A slot is a thin opening or groove in something. It can be used to hold a coin or card, or to let air or light pass through. You can also use a slot to bolt something shut, like a door or window.

In the game of football, a wide receiver is known as a slot receiver because they line up in the slot position, which is behind the tight end and in front of the outside linebackers. The slot receiver must run precise routes and block linebackers to be effective in the game.

When it comes to gambling, a slot is a machine that pays out credits according to the pay table. These machines are usually based on themes, with symbols that correspond to the theme. They can be found in casinos and other gambling establishments. Some people play slots as a pastime, while others play them for big winnings.

The odds of winning a slot machine are determined by the probability of getting a particular symbol on the reels. However, there are some things you can do to improve your chances of winning. You should try to play as many different slots as possible and avoid playing the same one over and over. Also, make sure to test a machine before wagering any money. This will help you to get a feel for the machine and decide whether it is worth playing for real money.

Online slot games are regulated by governments to ensure fairness and integrity. In some jurisdictions, slots are only available in specific locations or within casinos that have been approved to offer them. The rules and regulations vary by country, so it is important to understand the laws in your jurisdiction before you start playing.

If you’re a beginner at playing slots, it’s important to know what the rules are before you start spinning. Taking the time to read the rules will improve your experience and increase your chances of winning.
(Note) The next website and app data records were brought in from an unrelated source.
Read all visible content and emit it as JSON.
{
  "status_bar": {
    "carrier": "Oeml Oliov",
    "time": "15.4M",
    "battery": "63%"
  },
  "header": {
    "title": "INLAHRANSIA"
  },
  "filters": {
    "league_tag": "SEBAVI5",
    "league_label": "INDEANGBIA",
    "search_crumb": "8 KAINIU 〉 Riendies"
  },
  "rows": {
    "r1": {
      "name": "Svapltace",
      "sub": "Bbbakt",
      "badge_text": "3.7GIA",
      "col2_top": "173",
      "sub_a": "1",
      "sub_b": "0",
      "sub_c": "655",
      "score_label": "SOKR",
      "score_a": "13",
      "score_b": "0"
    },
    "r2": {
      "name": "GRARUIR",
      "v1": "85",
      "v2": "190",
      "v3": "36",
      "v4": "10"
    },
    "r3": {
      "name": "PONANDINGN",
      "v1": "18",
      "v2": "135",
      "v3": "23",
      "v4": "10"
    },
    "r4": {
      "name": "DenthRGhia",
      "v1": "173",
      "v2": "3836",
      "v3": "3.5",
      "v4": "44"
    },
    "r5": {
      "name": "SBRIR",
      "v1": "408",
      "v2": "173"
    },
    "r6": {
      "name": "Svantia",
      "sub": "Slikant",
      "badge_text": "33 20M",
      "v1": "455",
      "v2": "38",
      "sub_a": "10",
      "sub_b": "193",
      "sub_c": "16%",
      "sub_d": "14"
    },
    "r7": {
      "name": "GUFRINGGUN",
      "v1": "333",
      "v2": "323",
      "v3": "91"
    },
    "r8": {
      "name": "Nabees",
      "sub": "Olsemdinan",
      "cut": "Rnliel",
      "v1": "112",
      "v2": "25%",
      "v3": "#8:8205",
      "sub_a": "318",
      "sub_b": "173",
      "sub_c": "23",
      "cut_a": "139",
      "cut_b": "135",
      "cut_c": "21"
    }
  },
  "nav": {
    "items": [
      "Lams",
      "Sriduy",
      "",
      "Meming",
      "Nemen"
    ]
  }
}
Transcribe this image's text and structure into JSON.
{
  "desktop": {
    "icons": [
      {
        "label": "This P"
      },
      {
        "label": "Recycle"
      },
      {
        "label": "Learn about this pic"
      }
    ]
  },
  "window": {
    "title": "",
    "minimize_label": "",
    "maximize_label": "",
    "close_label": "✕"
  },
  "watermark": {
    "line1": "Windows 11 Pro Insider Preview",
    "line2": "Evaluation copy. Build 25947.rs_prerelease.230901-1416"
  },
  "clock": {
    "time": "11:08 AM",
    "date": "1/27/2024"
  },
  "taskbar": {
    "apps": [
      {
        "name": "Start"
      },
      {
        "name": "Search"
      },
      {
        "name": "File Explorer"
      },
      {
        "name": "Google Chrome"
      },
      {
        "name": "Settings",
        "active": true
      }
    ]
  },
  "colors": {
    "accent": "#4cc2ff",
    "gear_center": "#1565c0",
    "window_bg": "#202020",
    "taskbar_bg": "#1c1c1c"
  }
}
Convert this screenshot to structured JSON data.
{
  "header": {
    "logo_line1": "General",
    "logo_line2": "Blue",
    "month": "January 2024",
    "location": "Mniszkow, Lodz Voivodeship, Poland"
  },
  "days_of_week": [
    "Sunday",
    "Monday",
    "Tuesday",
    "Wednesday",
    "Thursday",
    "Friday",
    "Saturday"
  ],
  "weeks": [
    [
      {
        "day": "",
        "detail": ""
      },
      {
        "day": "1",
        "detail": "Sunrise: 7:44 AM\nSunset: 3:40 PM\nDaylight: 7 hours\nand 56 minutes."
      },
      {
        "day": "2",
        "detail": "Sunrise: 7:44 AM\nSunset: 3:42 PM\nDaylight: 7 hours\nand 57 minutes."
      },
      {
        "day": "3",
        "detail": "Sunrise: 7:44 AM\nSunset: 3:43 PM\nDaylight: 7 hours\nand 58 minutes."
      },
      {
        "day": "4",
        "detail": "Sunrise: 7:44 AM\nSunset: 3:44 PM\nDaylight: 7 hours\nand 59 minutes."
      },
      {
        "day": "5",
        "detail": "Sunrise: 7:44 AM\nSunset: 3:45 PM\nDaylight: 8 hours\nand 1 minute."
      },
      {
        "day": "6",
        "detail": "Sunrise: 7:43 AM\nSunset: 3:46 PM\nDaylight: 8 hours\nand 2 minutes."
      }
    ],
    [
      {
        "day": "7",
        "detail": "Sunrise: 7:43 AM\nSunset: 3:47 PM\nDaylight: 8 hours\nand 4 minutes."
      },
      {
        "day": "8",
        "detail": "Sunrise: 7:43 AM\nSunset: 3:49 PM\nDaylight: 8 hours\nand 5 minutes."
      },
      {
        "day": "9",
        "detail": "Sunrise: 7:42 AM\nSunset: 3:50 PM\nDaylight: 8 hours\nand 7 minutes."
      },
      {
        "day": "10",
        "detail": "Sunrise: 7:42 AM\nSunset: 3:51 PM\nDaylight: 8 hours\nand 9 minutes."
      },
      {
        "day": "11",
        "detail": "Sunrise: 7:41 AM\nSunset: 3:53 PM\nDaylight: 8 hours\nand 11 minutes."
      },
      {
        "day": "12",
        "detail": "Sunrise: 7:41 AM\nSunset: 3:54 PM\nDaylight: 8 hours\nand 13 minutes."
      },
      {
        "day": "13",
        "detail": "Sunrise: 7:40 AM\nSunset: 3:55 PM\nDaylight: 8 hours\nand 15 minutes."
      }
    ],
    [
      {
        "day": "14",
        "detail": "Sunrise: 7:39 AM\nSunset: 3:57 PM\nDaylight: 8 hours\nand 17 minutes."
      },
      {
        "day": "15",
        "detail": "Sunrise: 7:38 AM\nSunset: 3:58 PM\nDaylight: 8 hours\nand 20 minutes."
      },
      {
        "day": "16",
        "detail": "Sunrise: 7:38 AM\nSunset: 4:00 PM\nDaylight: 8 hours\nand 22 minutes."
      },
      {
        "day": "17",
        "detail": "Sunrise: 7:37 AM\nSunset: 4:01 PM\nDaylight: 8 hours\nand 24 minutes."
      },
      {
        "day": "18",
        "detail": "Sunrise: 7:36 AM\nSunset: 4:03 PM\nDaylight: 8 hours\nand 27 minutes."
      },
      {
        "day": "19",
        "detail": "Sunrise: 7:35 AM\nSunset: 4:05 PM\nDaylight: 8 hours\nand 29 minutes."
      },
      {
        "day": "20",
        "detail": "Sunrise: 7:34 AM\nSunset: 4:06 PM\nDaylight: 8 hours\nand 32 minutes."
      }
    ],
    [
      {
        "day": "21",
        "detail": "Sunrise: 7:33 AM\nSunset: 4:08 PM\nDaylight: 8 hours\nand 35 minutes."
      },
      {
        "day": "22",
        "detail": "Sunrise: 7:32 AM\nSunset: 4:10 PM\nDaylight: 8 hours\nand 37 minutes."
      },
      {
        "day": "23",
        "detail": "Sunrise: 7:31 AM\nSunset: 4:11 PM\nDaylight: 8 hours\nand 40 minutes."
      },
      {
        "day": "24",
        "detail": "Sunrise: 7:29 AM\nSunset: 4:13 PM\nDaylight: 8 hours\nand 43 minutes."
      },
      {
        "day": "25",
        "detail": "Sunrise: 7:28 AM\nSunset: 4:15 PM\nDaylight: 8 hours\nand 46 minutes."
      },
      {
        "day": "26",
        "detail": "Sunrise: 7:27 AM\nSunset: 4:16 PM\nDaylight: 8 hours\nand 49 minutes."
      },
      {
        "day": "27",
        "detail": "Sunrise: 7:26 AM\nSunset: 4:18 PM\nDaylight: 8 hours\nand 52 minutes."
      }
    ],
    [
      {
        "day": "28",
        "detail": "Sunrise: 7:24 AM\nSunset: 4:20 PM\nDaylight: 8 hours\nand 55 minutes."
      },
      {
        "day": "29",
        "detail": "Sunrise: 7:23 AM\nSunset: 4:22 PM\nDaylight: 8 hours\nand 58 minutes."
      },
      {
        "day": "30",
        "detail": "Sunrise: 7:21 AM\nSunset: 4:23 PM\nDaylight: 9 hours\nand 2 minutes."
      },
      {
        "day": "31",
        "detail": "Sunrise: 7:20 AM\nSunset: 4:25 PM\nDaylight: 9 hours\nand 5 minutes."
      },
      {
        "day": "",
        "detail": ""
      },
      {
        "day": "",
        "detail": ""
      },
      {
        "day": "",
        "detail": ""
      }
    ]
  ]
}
You’ll also find that reading the rules will help you to learn about the different bonus features and jackpots that are available in slot machines.

Despite the fact that slot machines are based on randomness, it is still possible to win at them. It is a matter of knowing when to stop and not spending more than you can afford. It’s important to set your limits ahead of time so that you don’t overspend and become a gambling addict.

In addition to understanding the rules of slots, it is also important to understand what makes a slot machine “hot” or “cold.” This statistic is determined by the amount of money that is paid out divided by the amount of money that is played in a given period of time. A high volatility slot may not pay out frequently, but when it does the payouts are often large. A low volatility slot may pay out less frequently, but when it does, the winnings are typically small.